“I wanted to follow up on the concern of a resident who spoke at our last meeting,” Oster said during the school board meeting Tuesday night. “She basically said the district is not doing enough to address expressions of hate on school property.
“The resident said that using morning announcements to speak to the issue is not enough, and we do agree. However, that is one of many ongoing steps that the district takes to combat acts of hate.”
Oster discussed several district initiatives, including curriculum and assemblies, to educate students about the consequences of spreading hateful messages.
“For years, as required by law, the district has provided an age-appropriate program in K-12 curriculum that includes instruction in the Holocaust and genocide,” she said. “The district also has supplemented that curriculum with powerful presentations by Holocaust survivors and their children, along with assemblies and other opportunities to explore race and cultural diversity.”
These assemblies, Oster said, are designed in coordination with the Anti-Defamation League’s program ‘No Place for Hate.’ The district’s high school and two intermediate schools were accepted into the program this year.
“Working with the ADL, our high school and intermediate school administrators have scheduled additional educational opportunities to reinforce the message that hate has no place in our schools or in our community,” she said. “This includes an assembly at the high school planned months ago with a 30-year veteran of law enforcement who will talk about bias, prejudice and stereotypes. High school social studies teachers will then facilitate a discussion about the assembly in their classrooms.”
Overall, Oster said, the district is committed to holding students accountable for expressing hateful messages.
“The district makes it clear to our students that expressions of hate will be investigated and dealt with by local law enforcement,” she said. “We continue to ask students and their parents to follow the public awareness campaign of ‘see something say something’ to report any acts of hate immediately to a building supervisor.”
“We do take this seriously,” she added. “It’s not just about reacting to one incident. It’s all-encompassing in our curriculum, and in our daily activity and our daily work with the students. And it’s planned long before a terrible act of vandalism occurs.”
Oster’s statement comes following comments made by Westfield resident and parent Kerri Oligino, who spoke about the presence of hateful graffiti in the high school restrooms during the school board meeting Oct. 29.
“I’d like to know more about what the high school is going to be doing about hate speech and following up on Friday and the swastika and all of that being discussed,” Oligino said at the Oct. 29 meeting. “I don’t think that something being said in the morning announcements is sufficient to address it with the students.”
Oligino spoke on this matter during Tuesday night’s meeting as well, thanking the district for responding to her previous complaint.

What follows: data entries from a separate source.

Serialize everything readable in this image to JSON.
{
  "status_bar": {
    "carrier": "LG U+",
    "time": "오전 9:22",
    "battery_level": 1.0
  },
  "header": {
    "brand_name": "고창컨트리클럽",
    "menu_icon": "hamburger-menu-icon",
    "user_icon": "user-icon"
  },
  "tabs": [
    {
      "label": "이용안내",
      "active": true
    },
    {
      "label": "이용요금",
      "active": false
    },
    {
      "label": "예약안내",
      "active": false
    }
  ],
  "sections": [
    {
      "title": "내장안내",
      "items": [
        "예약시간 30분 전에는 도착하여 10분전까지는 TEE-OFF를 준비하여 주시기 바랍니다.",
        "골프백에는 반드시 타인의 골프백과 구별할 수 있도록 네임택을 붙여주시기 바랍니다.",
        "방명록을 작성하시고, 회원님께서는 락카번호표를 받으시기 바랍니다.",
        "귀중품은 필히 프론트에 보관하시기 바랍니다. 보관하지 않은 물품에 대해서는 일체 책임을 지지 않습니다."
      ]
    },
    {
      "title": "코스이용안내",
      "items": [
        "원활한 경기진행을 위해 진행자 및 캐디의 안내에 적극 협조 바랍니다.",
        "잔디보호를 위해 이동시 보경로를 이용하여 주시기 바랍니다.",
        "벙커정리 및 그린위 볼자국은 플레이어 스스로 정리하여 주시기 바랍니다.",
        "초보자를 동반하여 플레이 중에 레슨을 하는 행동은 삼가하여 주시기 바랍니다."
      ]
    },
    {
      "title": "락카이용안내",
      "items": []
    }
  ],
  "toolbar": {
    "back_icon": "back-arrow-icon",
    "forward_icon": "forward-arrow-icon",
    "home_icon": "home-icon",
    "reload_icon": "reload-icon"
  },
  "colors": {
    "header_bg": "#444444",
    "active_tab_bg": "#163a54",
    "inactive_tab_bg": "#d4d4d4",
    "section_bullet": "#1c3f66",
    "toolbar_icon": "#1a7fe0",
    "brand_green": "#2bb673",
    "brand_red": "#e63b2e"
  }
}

“The reality is that there’s racism in our schools, because our kids don’t know how to talk about it,” Oligino said. “I’m glad that the n-word was scrubbed off the bathrooms in the high school after I was here two weeks ago.”
“When parents have that attitude, ‘not my kid,’ it’s unacceptable,” she added. “We need to make sure that we’re not saying ‘not my school.’”